A contributor to the Midwest Book Review found that the book is "not for the casual" reader of Civil War history but did find it useful "for any serious discussion or collection." Chandra Manning, writing in the Journal of Southern History, commented that "it is a measure of the book's success that it provokes questions in some areas and persuades in others." Manning found the discussions on black Georgians, women, and localism to be "uneven" throughout the text. However, he said that "these shortcomings are outweighed by its important contribution: well-supported analysis of why ordinary white piney-woods men supported slavery and white supremacy." Manning concluded that "this analysis enriches knowledge of the Confederate South."

BIOGRAPHICAL AND CRITICAL SOURCES:

PERIODICALS

American Historical Review, April, 1996, Walter J. Fraser, review of The New South Comes to Wiregrass Georgia: 1860-1910, p. 573; June, 2006, Anthony Gene Carey, review of Plain Folk's Fight: The Civil War and Reconstruction in Piney Woods Georgia, p. 839.

Choice: Current Reviews for Academic Libraries, April, 1995, M. Rothstein, review of The New South Comes to Wiregrass Georgia, p. 1370; July 1, 2006, S.C. Hyde, review of Plain Folk's Fight, p. 2064.

Civil War History, March, 1996, Kenneth W. Noe, review of The New South Comes to Wiregrass Georgia, p. 68.

Journal of American History, December, 1995, Robert Tracy McKenzie, review of The New South Comes to Wiregrass Georgia, p. 1224; September, 2006, Kenneth W. Noe, review of Plain Folk's Fight, p. 539.

Journal of Southern History, August, 1996, Roderick N. Ryon, review of The New South Comes to Wiregrass Georgia, p. 586; February, 2007, Chandra Manning, review of Plain Folk's Fight, p. 199.

Midwest Book Review, December, 2005, review of Plain Folk's Fight.
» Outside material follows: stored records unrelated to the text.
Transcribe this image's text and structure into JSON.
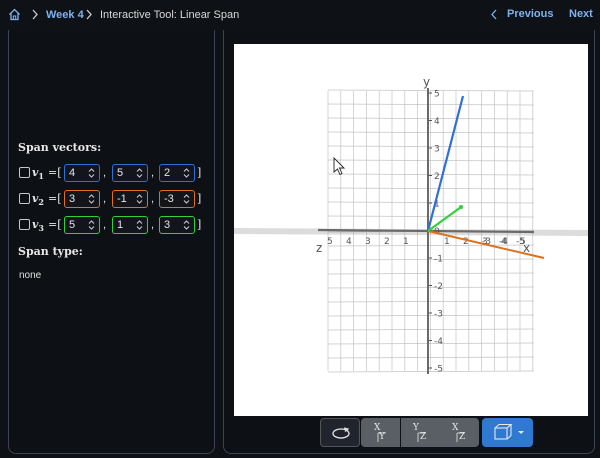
{
  "breadcrumb": {
    "week": "Week 4",
    "tool": "Interactive Tool: Linear Span"
  },
  "nav": {
    "previous": "Previous",
    "next": "Next"
  },
  "panel": {
    "span_vectors_heading": "Span vectors:",
    "span_type_heading": "Span type:",
    "span_type_value": "none",
    "vectors": [
      {
        "name": "v",
        "sub": "1",
        "color": "#2f6fd6",
        "values": [
          "4",
          "5",
          "2"
        ]
      },
      {
        "name": "v",
        "sub": "2",
        "color": "#e0701c",
        "values": [
          "3",
          "-1",
          "-3"
        ]
      },
      {
        "name": "v",
        "sub": "3",
        "color": "#2fd23a",
        "values": [
          "5",
          "1",
          "3"
        ]
      }
    ],
    "eq": "=[",
    "comma": ",",
    "close": "]"
  },
  "plot": {
    "x_label": "x",
    "y_label": "y",
    "z_label": "z",
    "y_ticks": [
      "5",
      "4",
      "3",
      "2",
      "1",
      "0",
      "-1",
      "-2",
      "-3",
      "-4",
      "-5"
    ],
    "x_ticks": [
      "1",
      "2",
      "3",
      "4",
      "5"
    ],
    "z_ticks": [
      "5",
      "4",
      "3",
      "2",
      "1"
    ],
    "neg_x_ticks": [
      "-3",
      "-4",
      "-5"
    ]
  },
  "toolbar": {
    "xy_top": "X",
    "xy_bot": "Y",
    "yz_top": "Y",
    "yz_bot": "Z",
    "xz_top": "X",
    "xz_bot": "Z"
  },
  "colors": {
    "accent": "#7fb2f0",
    "v1": "#2f6fd6",
    "v2": "#e0701c",
    "v3": "#2fd23a"
  }
}
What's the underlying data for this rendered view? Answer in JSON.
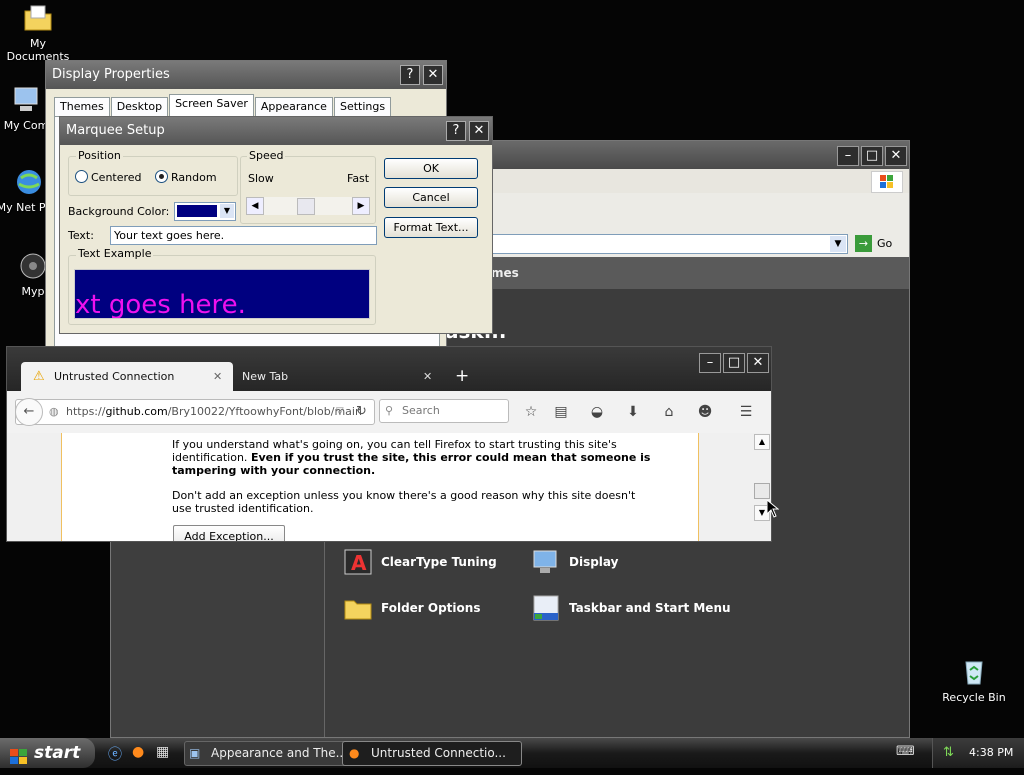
{
  "desktop": {
    "icons": [
      {
        "label": "My Documents"
      },
      {
        "label": "My Com"
      },
      {
        "label": "My Net Plac"
      },
      {
        "label": "Myp"
      },
      {
        "label": "Recycle Bin"
      }
    ]
  },
  "control_panel": {
    "go_label": "Go",
    "category_header": "mes",
    "heading": "ask...",
    "items": [
      {
        "label": "ClearType Tuning",
        "icon": "cleartype-icon"
      },
      {
        "label": "Display",
        "icon": "display-icon"
      },
      {
        "label": "Folder Options",
        "icon": "folder-options-icon"
      },
      {
        "label": "Taskbar and Start Menu",
        "icon": "taskbar-icon"
      }
    ]
  },
  "display_properties": {
    "title": "Display Properties",
    "tabs": [
      "Themes",
      "Desktop",
      "Screen Saver",
      "Appearance",
      "Settings"
    ],
    "active_tab": "Screen Saver"
  },
  "marquee_setup": {
    "title": "Marquee Setup",
    "position_label": "Position",
    "centered_label": "Centered",
    "random_label": "Random",
    "selected_position": "Random",
    "speed_label": "Speed",
    "slow_label": "Slow",
    "fast_label": "Fast",
    "bg_color_label": "Background Color:",
    "bg_color_value": "#000080",
    "text_label": "Text:",
    "text_value": "Your text goes here.",
    "text_example_label": "Text Example",
    "preview_text": "xt goes here.",
    "ok_label": "OK",
    "cancel_label": "Cancel",
    "format_text_label": "Format Text..."
  },
  "firefox": {
    "tabs": [
      {
        "label": "Untrusted Connection",
        "icon": "warning-icon"
      },
      {
        "label": "New Tab"
      }
    ],
    "url_prefix": "https://",
    "url_host": "github.com",
    "url_path": "/Bry10022/YftoowhyFont/blob/main",
    "search_placeholder": "Search",
    "para1_normal": "If you understand what's going on, you can tell Firefox to start trusting this site's identification. ",
    "para1_bold": "Even if you trust the site, this error could mean that someone is tampering with your connection.",
    "para2": "Don't add an exception unless you know there's a good reason why this site doesn't use trusted identification.",
    "add_exception_label": "Add Exception..."
  },
  "taskbar": {
    "start_label": "start",
    "tasks": [
      {
        "label": "Appearance and The...",
        "active": false
      },
      {
        "label": "Untrusted Connectio...",
        "active": true
      }
    ],
    "clock": "4:38 PM"
  }
}
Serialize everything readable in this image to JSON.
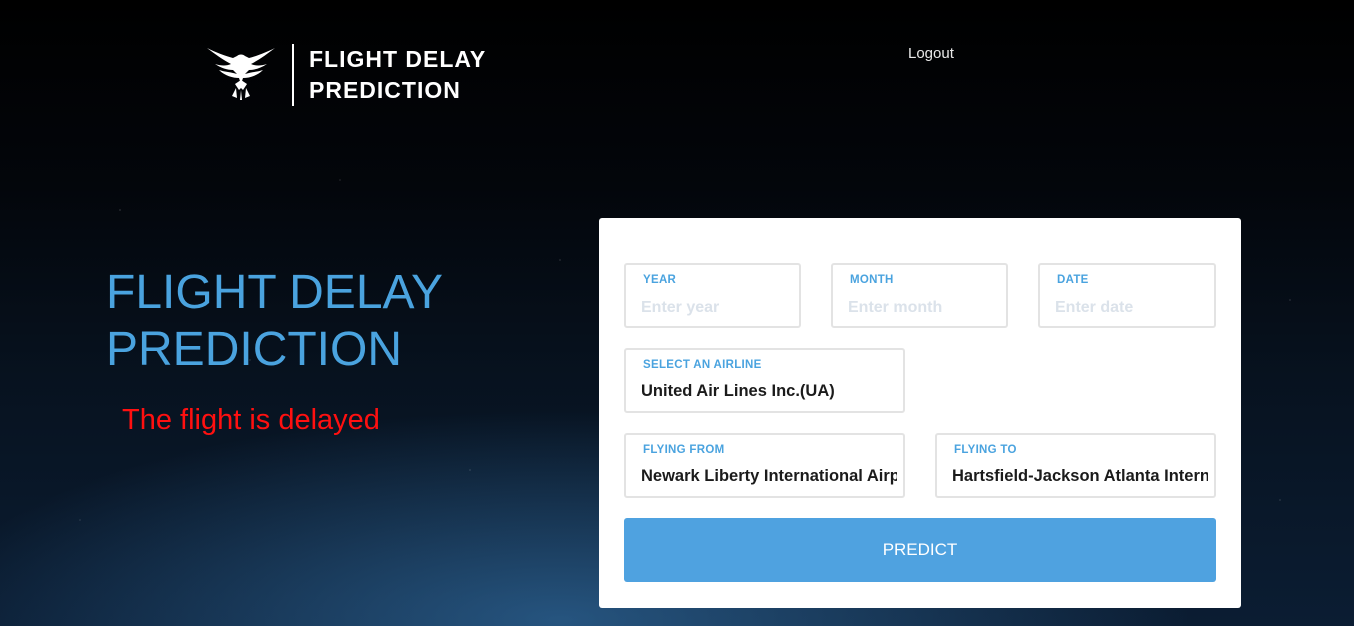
{
  "header": {
    "brand_line1": "FLIGHT DELAY",
    "brand_line2": "PREDICTION",
    "logout_label": "Logout"
  },
  "hero": {
    "title_line1": "FLIGHT DELAY",
    "title_line2": "PREDICTION",
    "result_text": "The flight is delayed"
  },
  "form": {
    "year": {
      "label": "YEAR",
      "placeholder": "Enter year",
      "value": ""
    },
    "month": {
      "label": "MONTH",
      "placeholder": "Enter month",
      "value": ""
    },
    "date": {
      "label": "DATE",
      "placeholder": "Enter date",
      "value": ""
    },
    "airline": {
      "label": "SELECT AN AIRLINE",
      "value": "United Air Lines Inc.(UA)"
    },
    "origin": {
      "label": "FLYING FROM",
      "value": "Newark Liberty International Airport (EWR)"
    },
    "destination": {
      "label": "FLYING TO",
      "value": "Hartsfield-Jackson Atlanta International Airport (ATL)"
    },
    "predict_label": "PREDICT"
  },
  "icons": {
    "logo": "eagle-logo-icon"
  },
  "colors": {
    "accent": "#4aa3df",
    "button": "#4fa2e0",
    "result": "#ff1010",
    "field_border": "#e3e3e3"
  }
}
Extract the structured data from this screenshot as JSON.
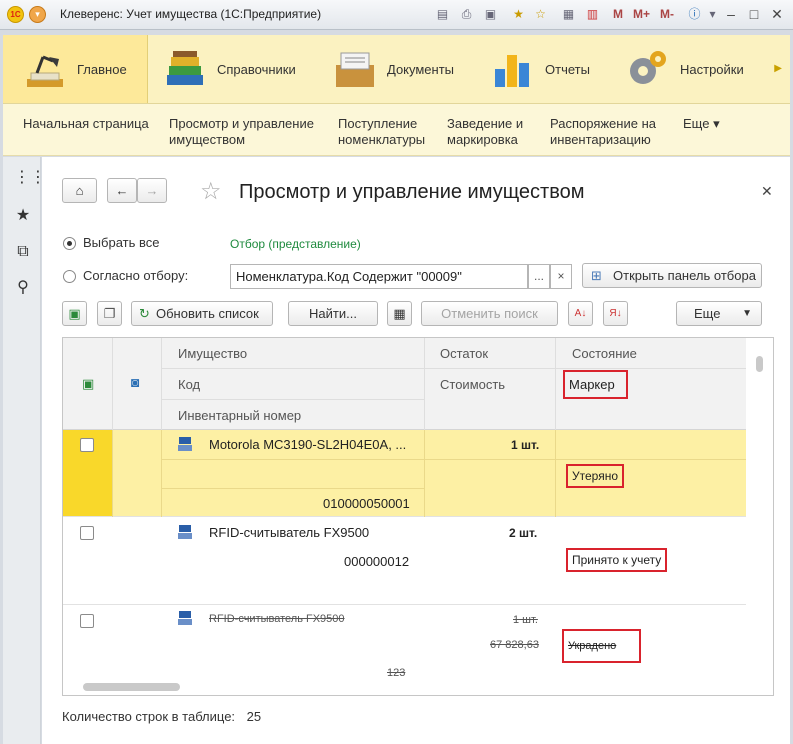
{
  "window": {
    "title": "Клеверенс: Учет имущества  (1С:Предприятие)",
    "logo_text": "1С",
    "m_buttons": [
      "M",
      "M+",
      "M-"
    ]
  },
  "sections": [
    {
      "label": "Главное",
      "icon": "desk-lamp-icon"
    },
    {
      "label": "Справочники",
      "icon": "books-icon"
    },
    {
      "label": "Документы",
      "icon": "documents-box-icon"
    },
    {
      "label": "Отчеты",
      "icon": "bar-chart-icon"
    },
    {
      "label": "Настройки",
      "icon": "gears-icon"
    }
  ],
  "commands": [
    {
      "line1": "Начальная страница",
      "line2": ""
    },
    {
      "line1": "Просмотр и управление",
      "line2": "имуществом"
    },
    {
      "line1": "Поступление",
      "line2": "номенклатуры"
    },
    {
      "line1": "Заведение и",
      "line2": "маркировка"
    },
    {
      "line1": "Распоряжение на",
      "line2": "инвентаризацию"
    },
    {
      "line1": "Еще ▾",
      "line2": ""
    }
  ],
  "form": {
    "title": "Просмотр и управление имуществом",
    "radio_all": "Выбрать все",
    "radio_filter": "Согласно отбору:",
    "filter_caption": "Отбор (представление)",
    "filter_value": "Номенклатура.Код Содержит \"00009\"",
    "filter_dots": "...",
    "filter_clear": "×",
    "open_filter_panel": "Открыть панель отбора",
    "refresh_list": "Обновить список",
    "find": "Найти...",
    "cancel_search": "Отменить поиск",
    "more": "Еще",
    "footer_label": "Количество строк в таблице:",
    "footer_count": "25"
  },
  "table": {
    "columns": {
      "property": "Имущество",
      "code": "Код",
      "inventory_number": "Инвентарный номер",
      "balance": "Остаток",
      "cost": "Стоимость",
      "state": "Состояние",
      "marker": "Маркер"
    },
    "rows": [
      {
        "name": "Motorola MC3190-SL2H04E0A, ...",
        "code": "",
        "inventory": "010000050001",
        "balance": "1 шт.",
        "cost": "",
        "state": "",
        "marker": "Утеряно",
        "selected": true,
        "struck": false
      },
      {
        "name": "RFID-считыватель FX9500",
        "code": "000000012",
        "inventory": "",
        "balance": "2 шт.",
        "cost": "",
        "state": "",
        "marker": "Принято к учету",
        "selected": false,
        "struck": false
      },
      {
        "name": "RFID-считыватель FX9500",
        "code": "",
        "inventory": "123",
        "balance": "1 шт.",
        "cost": "67 828,63",
        "state": "",
        "marker": "Украдено",
        "selected": false,
        "struck": true
      }
    ]
  },
  "colors": {
    "section_bar": "#fbf2c1",
    "selected_row": "#fdf0a4",
    "highlight_box": "#d9232d",
    "filter_link": "#1e8a3e"
  }
}
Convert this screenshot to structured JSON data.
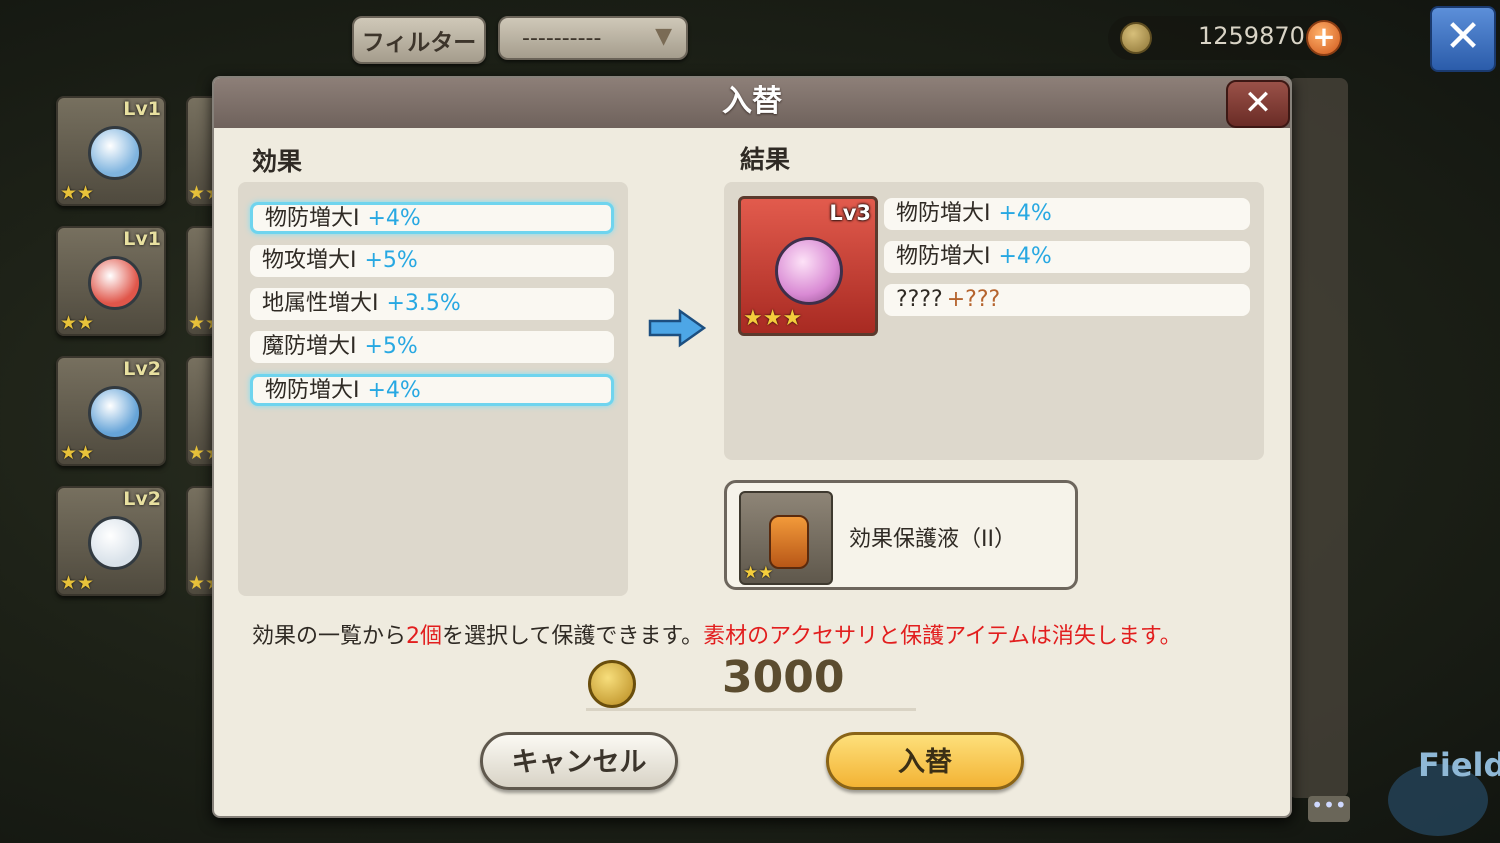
{
  "topbar": {
    "filter_label": "フィルター",
    "filter_select": "----------",
    "gold": "1259870",
    "plus": "+",
    "close": "✕"
  },
  "tiles": [
    {
      "level": "Lv1",
      "stars": "★★",
      "gem_color": "#7fb4df"
    },
    {
      "level": "Lv1",
      "stars": "★★",
      "gem_color": "#e0564a"
    },
    {
      "level": "Lv2",
      "stars": "★★",
      "gem_color": "#66a4d8"
    },
    {
      "level": "Lv2",
      "stars": "★★",
      "gem_color": "#d9e2ea"
    }
  ],
  "partial_stars": "★★",
  "dialog": {
    "title": "入替",
    "close": "✕",
    "effects_label": "効果",
    "result_label": "結果",
    "effects": [
      {
        "name": "物防増大Ⅰ",
        "value": "+4%",
        "selected": true
      },
      {
        "name": "物攻増大Ⅰ",
        "value": "+5%",
        "selected": false
      },
      {
        "name": "地属性増大Ⅰ",
        "value": "+3.5%",
        "selected": false
      },
      {
        "name": "魔防増大Ⅰ",
        "value": "+5%",
        "selected": false
      },
      {
        "name": "物防増大Ⅰ",
        "value": "+4%",
        "selected": true
      }
    ],
    "result_item": {
      "level": "Lv3",
      "stars": "★★★"
    },
    "results": [
      {
        "name": "物防増大Ⅰ",
        "value": "+4%"
      },
      {
        "name": "物防増大Ⅰ",
        "value": "+4%"
      },
      {
        "name": "????",
        "value": "+???"
      }
    ],
    "protect_item": {
      "name": "効果保護液（II）",
      "stars": "★★"
    },
    "info": {
      "part1": "効果の一覧から",
      "count": "2個",
      "part2": "を選択して保護できます。",
      "warning": "素材のアクセサリと保護アイテムは消失します。"
    },
    "cost": "3000",
    "cancel_label": "キャンセル",
    "swap_label": "入替"
  },
  "field_label": "Field",
  "chat_icon": "•••"
}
ONLINE

H-Net: Humanities and Social Sciences Online,http://h-net.org/ (February, 2007), Timothy M. Jenness, review of Plain Folk's Fight.